- **Provided data**:
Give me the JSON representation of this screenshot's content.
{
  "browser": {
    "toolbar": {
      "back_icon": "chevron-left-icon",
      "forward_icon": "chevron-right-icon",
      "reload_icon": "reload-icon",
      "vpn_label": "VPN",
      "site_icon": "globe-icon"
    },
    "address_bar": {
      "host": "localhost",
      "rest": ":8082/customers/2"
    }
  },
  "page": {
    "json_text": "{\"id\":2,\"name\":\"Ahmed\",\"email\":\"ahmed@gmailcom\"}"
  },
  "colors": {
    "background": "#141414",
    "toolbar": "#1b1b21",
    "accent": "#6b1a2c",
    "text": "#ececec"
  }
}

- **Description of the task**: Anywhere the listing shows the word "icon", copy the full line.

- **Result for this exercise**:
      "back_icon": "chevron-left-icon",
      "forward_icon": "chevron-right-icon",
      "reload_icon": "reload-icon",
      "site_icon": "globe-icon"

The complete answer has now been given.